La Cuadrilla

Chuki was our foreman, his assistant was a short man we called enano who’d gotten injured in a no workers comp job and the owner had been nice enough to keep him on. He administered our hours and dropped our paycheck every Friday. We were always on the lookout for the head foreman, el Cojo, who you could tell was around when all the howls, falsetto singing and running jokes and teasing settled down like a lull in the Cuadrilla. We worked two to a row, one on each side, each his ladder and some tape or orange twine. It was here I learned to tie knots that held the weight of laden branches. My compañero was an elder, he hardly ever spoke, but had the work ethic of my parents and grandparents, he took pride in his work, no matter what it was, or how much he got paid. He and I would always be ahead of the others and Chuchi would always tell us to slow down, to pace ourselves, to make sure there was work for the future.
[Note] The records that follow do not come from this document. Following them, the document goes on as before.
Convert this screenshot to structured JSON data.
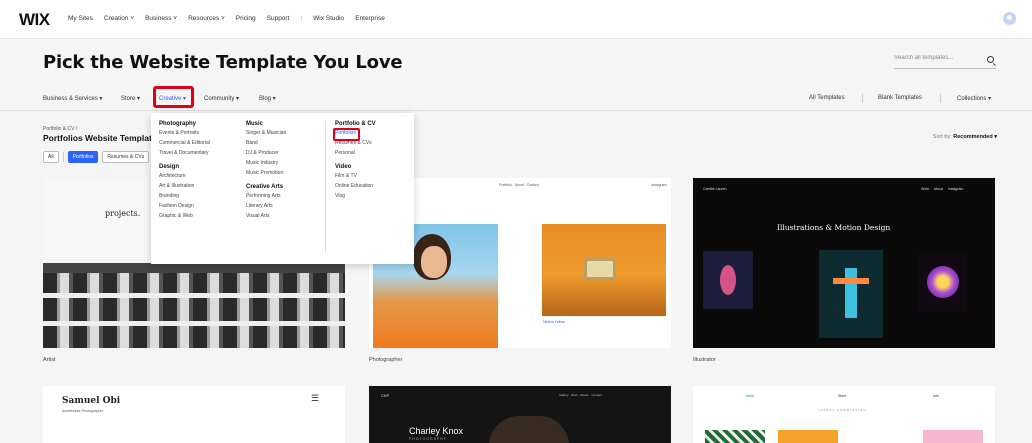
{
  "topbar": {
    "logo": "WIX",
    "nav": [
      "My Sites",
      "Creation ˅",
      "Business ˅",
      "Resources ˅",
      "Pricing",
      "Support",
      "|",
      "Wix Studio",
      "Enterprise"
    ]
  },
  "page": {
    "headline": "Pick the Website Template You Love",
    "search_placeholder": "Search all templates..."
  },
  "categories": {
    "business": "Business & Services ▾",
    "store": "Store ▾",
    "creative": "Creative ▾",
    "community": "Community ▾",
    "blog": "Blog ▾",
    "all_templates": "All Templates",
    "blank_templates": "Blank Templates",
    "collections": "Collections ▾"
  },
  "section": {
    "breadcrumb": "Portfolio & CV /",
    "title": "Portfolios Website Templates",
    "chips": [
      "All",
      "Portfolios",
      "Resumes & CVs"
    ],
    "sort_label": "Sort by:",
    "sort_value": "Recommended ▾"
  },
  "dropdown": {
    "photography": {
      "heading": "Photography",
      "items": [
        "Events & Portraits",
        "Commercial & Editorial",
        "Travel & Documentary"
      ]
    },
    "design": {
      "heading": "Design",
      "items": [
        "Architecture",
        "Art & Illustration",
        "Branding",
        "Fashion Design",
        "Graphic & Web"
      ]
    },
    "music": {
      "heading": "Music",
      "items": [
        "Singer & Musician",
        "Band",
        "DJ & Producer",
        "Music Industry",
        "Music Promotion"
      ]
    },
    "creative_arts": {
      "heading": "Creative Arts",
      "items": [
        "Performing Arts",
        "Literary Arts",
        "Visual Arts"
      ]
    },
    "portfolio_cv": {
      "heading": "Portfolio & CV",
      "items": [
        "Portfolios",
        "Resumes & CVs",
        "Personal"
      ]
    },
    "video": {
      "heading": "Video",
      "items": [
        "Film & TV",
        "Online Education",
        "Vlog"
      ]
    }
  },
  "cards": {
    "artist": {
      "label": "Artist",
      "text": "projects."
    },
    "photographer": {
      "label": "Photographer",
      "nav": "Portfolio   About   Contact",
      "brand": "Instagram",
      "caption": "Mellow Yellow"
    },
    "illustrator": {
      "label": "Illustrator",
      "brand": "Camille Lauren",
      "nav": "Work     About     Instagram",
      "title": "Illustrations & Motion Design"
    },
    "samuel": {
      "name": "Samuel Obi",
      "sub": "Architecture Photographer"
    },
    "charley": {
      "name": "Charley Knox",
      "sub": "PHOTOGRAPHY",
      "brand": "CKP",
      "nav": "Gallery   Work   Books   Contact"
    },
    "shop": {
      "nav": [
        "Work",
        "Store",
        "Info"
      ],
      "banner": "LATEST COMMISSION"
    }
  },
  "colors": {
    "accent": "#2e62ff",
    "highlight": "#e0001a"
  }
}
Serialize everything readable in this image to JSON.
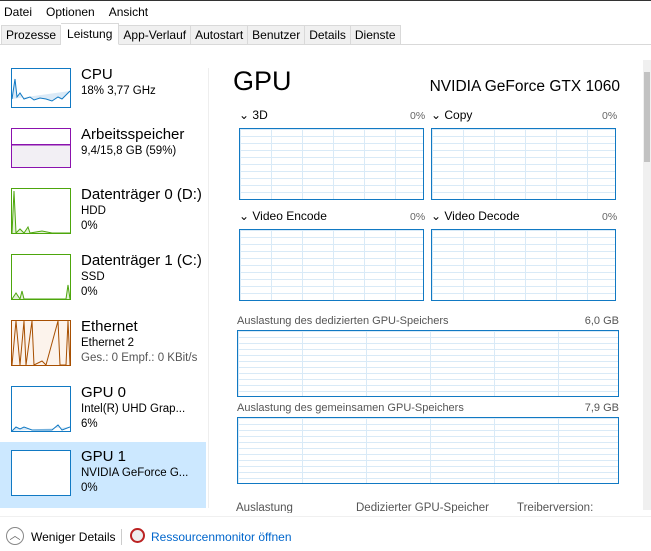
{
  "menu": [
    "Datei",
    "Optionen",
    "Ansicht"
  ],
  "tabs": [
    "Prozesse",
    "Leistung",
    "App-Verlauf",
    "Autostart",
    "Benutzer",
    "Details",
    "Dienste"
  ],
  "active_tab": "Leistung",
  "sidebar": [
    {
      "title": "CPU",
      "line1": "18%  3,77 GHz",
      "color": "#1179c3"
    },
    {
      "title": "Arbeitsspeicher",
      "line1": "9,4/15,8 GB (59%)",
      "color": "#8b12ae"
    },
    {
      "title": "Datenträger 0 (D:)",
      "line1": "HDD",
      "line2": "0%",
      "color": "#4da60c"
    },
    {
      "title": "Datenträger 1 (C:)",
      "line1": "SSD",
      "line2": "0%",
      "color": "#4da60c"
    },
    {
      "title": "Ethernet",
      "line1": "Ethernet 2",
      "line2": "Ges.: 0  Empf.: 0 KBit/s",
      "color": "#a74f01"
    },
    {
      "title": "GPU 0",
      "line1": "Intel(R) UHD Grap...",
      "line2": "6%",
      "color": "#1179c3"
    },
    {
      "title": "GPU 1",
      "line1": "NVIDIA GeForce G...",
      "line2": "0%",
      "color": "#1179c3"
    }
  ],
  "main": {
    "title": "GPU",
    "model": "NVIDIA GeForce GTX 1060",
    "engines": [
      {
        "label": "3D",
        "value": "0%"
      },
      {
        "label": "Copy",
        "value": "0%"
      },
      {
        "label": "Video Encode",
        "value": "0%"
      },
      {
        "label": "Video Decode",
        "value": "0%"
      }
    ],
    "dedicated_label": "Auslastung des dedizierten GPU-Speichers",
    "dedicated_value": "6,0 GB",
    "shared_label": "Auslastung des gemeinsamen GPU-Speichers",
    "shared_value": "7,9 GB",
    "stats": [
      "Auslastung",
      "Dedizierter GPU-Speicher",
      "Treiberversion:"
    ]
  },
  "footer": {
    "fewer": "Weniger Details",
    "resmon": "Ressourcenmonitor öffnen"
  }
}
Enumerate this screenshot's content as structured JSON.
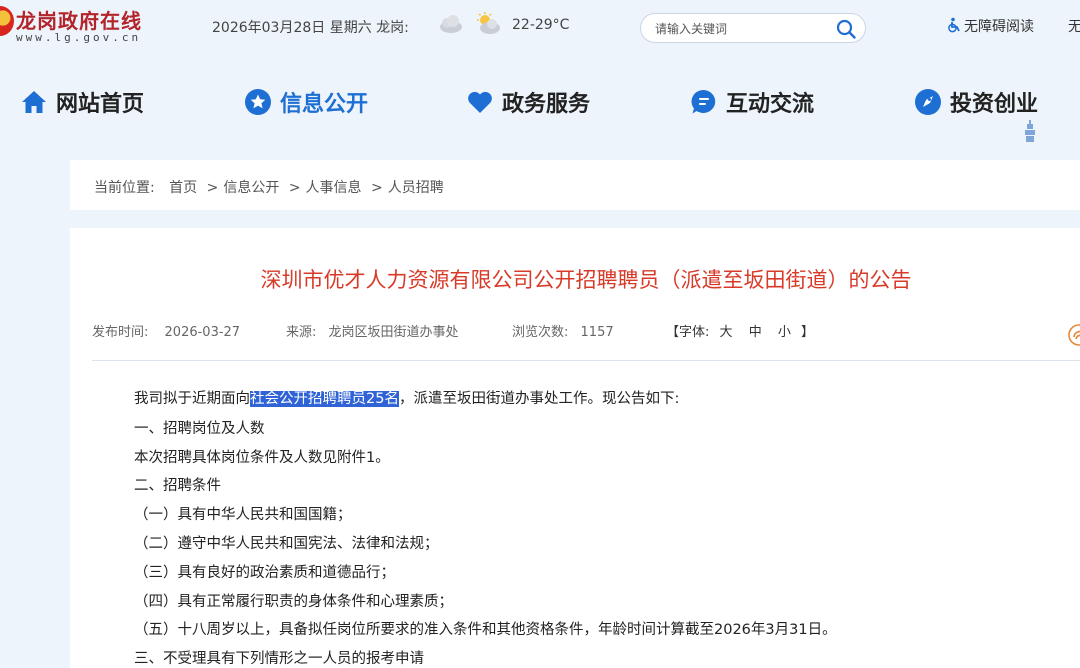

He and the assistant would always backtrack my side and take the time to give me some advice, that I’d never make a living in the fields the way I left the trees and that I’d better do well in school to make a living…It was here that my co-workers would all place their dreams on my shoulders too. Neza and his dad on the row besides me, he not much older than me, and his dad making him hate me by comparing him to me, we fought a couple times over teasing matches gone bad, mostly just rolled down the hill in an embrace. His rage I never blamed him for, and I took his closed fists as I did those of many others who saw in me what they wanted most of all, and for many reasons could not reach. My presence was an insult, I there just for the summer, especially the ones my age. Taco and Lunch breaks were the bomb just for the stories that were shared, as the $500 cars with $1000 systems would blast competing radio stations, like the barbershop the campo was a space where workers told of their exploits, of their current chase, and of life back home and the latest partido or boxing match. All was wrapped up with “Otro Rato!” and there was relative quiet about an hour after lunch…